Elon Musk to hire more moderators after explicit Taylor Swift deepfakes go viral


X is scrambling to remove deepfake explicit images of the singer Taylor Swift after they went viral on the social network – AP Photo/Ed Zurga

Elon Musk has launched a push to hire more moderators at X as the social media site grapples with a flood of explicit fake images of pop star Taylor Swift.

The company said it would hire 100 employees to tackle child abuse online, having cut thousands of staff since Mr Musk’s takeover in 2022.

X’s chief executive Linda Yaccarino, said the company would set up a new Trust and Safety Centre of Excellence in Austin, Texas, to take down illegal posts.

The announcement comes as X, formerly known as Twitter, scrambles to prevent the spread of sexually explicit false images of Ms Swift circulating on its platform.

On Monday, the company blocked all searches for “Taylor Swift” in an effort to stop people uncovering the deepfake images, which were created with artificial intelligence. It said last week it was “actively removing all identified images”.

Since his takeover of X, Mr Musk has cut the company’s headcount by more than 80pc and faced criticism for sacking members of its moderation and safety teams.

Linda Yaccarino,

Chief executive Linda Yaccarino said X will set up a new Trust and Safety Centre of Excellence to tackle illegal posts

Plans to hire more moderators come as Ms Yaccarino, who was appointed by Mr Musk to lead X last year, prepares to join other social media bosses at a US senate hearing this week. Bosses will be questioned over their efforts to tackle online predators.

Ms Yaccarino said: “In 2023, we made clear that our top priority was tackling [child sexual exploitation] online… we are now taking action on users that distribute this content”.

Joe Benarroch, the company’s head of operations, told Bloomberg this would include hiring 100 full time staff to take down child abuse posts and the criminals who spread them.

Ms Yaccarino said X had automated parts of its child abuse reporting system, leading it to take down more suspected illegal content than before Mr Musk’s takeover.

She said X had removed 12.4 million accounts for violating its child abuse policies, up from 2.3 million in 2022. The company also sent reports on 850,000 posts to a US agency for missing and exploited children in 2023, eight times the number it flagged a year earlier.

On Wednesday, US social media bosses will be grilled by senators over their efforts to tackle the spread of child sexual abuse material online. Ms Yaccarino will appear alongside Facebook founder Mark Zuckerberg, as well as executives from TikTok, Snapchat and Discord.

Announcing the hearing in November, Democratic senator Dick Durbin and Republican senator Lindsey Graham said: “We’ve known from the beginning that our efforts to protect children online would be met with hesitation from Big Tech.
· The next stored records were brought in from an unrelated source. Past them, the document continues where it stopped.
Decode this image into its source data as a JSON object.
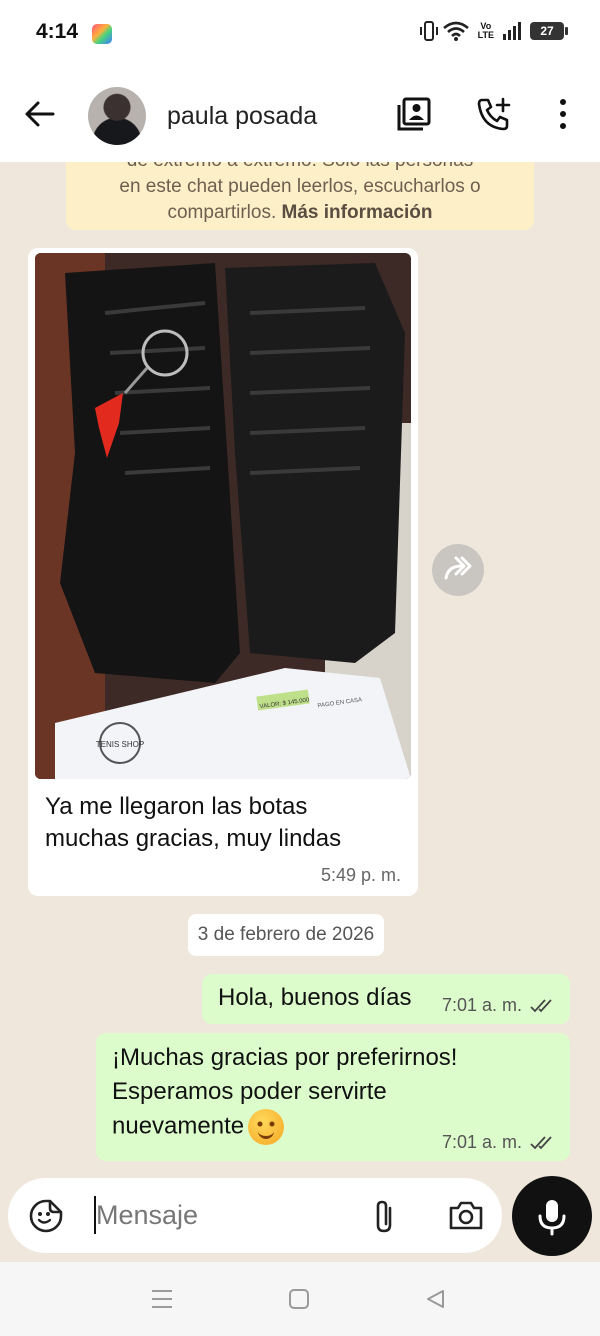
{
  "status_bar": {
    "time": "4:14",
    "volte_line1": "Vo",
    "volte_line2": "LTE",
    "battery": "27"
  },
  "header": {
    "contact_name": "paula posada",
    "icons": [
      "back-arrow-icon",
      "contact-card-icon",
      "add-call-icon",
      "more-vertical-icon"
    ]
  },
  "encryption_notice": {
    "line_cut": "de extremo a extremo. Solo las personas",
    "line_2": "en este chat pueden leerlos, escucharlos o",
    "line_3_prefix": "compartirlos.",
    "link": "Más información"
  },
  "incoming_message": {
    "text_line_1": "Ya me llegaron las botas",
    "text_line_2": "muchas gracias, muy lindas",
    "time": "5:49 p. m.",
    "photo_label": "TENIS SHOP",
    "photo_receipt_label": "VALOR: $ 145.000",
    "photo_receipt_note": "PAGO EN CASA"
  },
  "date_separator": "3 de febrero de 2026",
  "outgoing_messages": [
    {
      "text": "Hola, buenos días",
      "time": "7:01 a. m."
    },
    {
      "line_1": "¡Muchas gracias por preferirnos!",
      "line_2": "Esperamos poder servirte",
      "line_3": "nuevamente",
      "time": "7:01 a. m."
    }
  ],
  "composer": {
    "placeholder": "Mensaje"
  },
  "colors": {
    "chat_background": "#efe7db",
    "outgoing_bubble": "#dcfccb",
    "notice_background": "#fdefc8",
    "mic_button": "#111111"
  }
}
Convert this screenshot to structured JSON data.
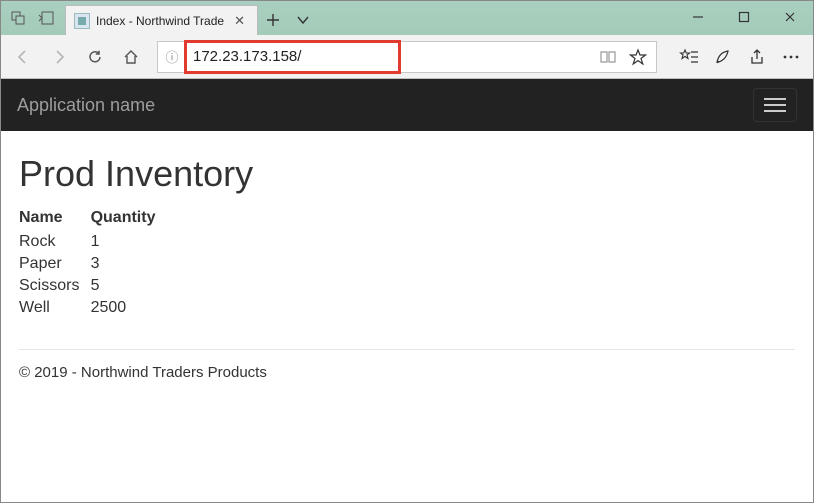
{
  "browser": {
    "tab_title": "Index - Northwind Trade",
    "address": "172.23.173.158/"
  },
  "app": {
    "brand": "Application name",
    "heading": "Prod Inventory",
    "columns": {
      "name": "Name",
      "quantity": "Quantity"
    },
    "rows": [
      {
        "name": "Rock",
        "quantity": "1"
      },
      {
        "name": "Paper",
        "quantity": "3"
      },
      {
        "name": "Scissors",
        "quantity": "5"
      },
      {
        "name": "Well",
        "quantity": "2500"
      }
    ],
    "footer": "© 2019 - Northwind Traders Products"
  }
}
They finally are being forced to acknowledge their failures when it comes to protecting kids.”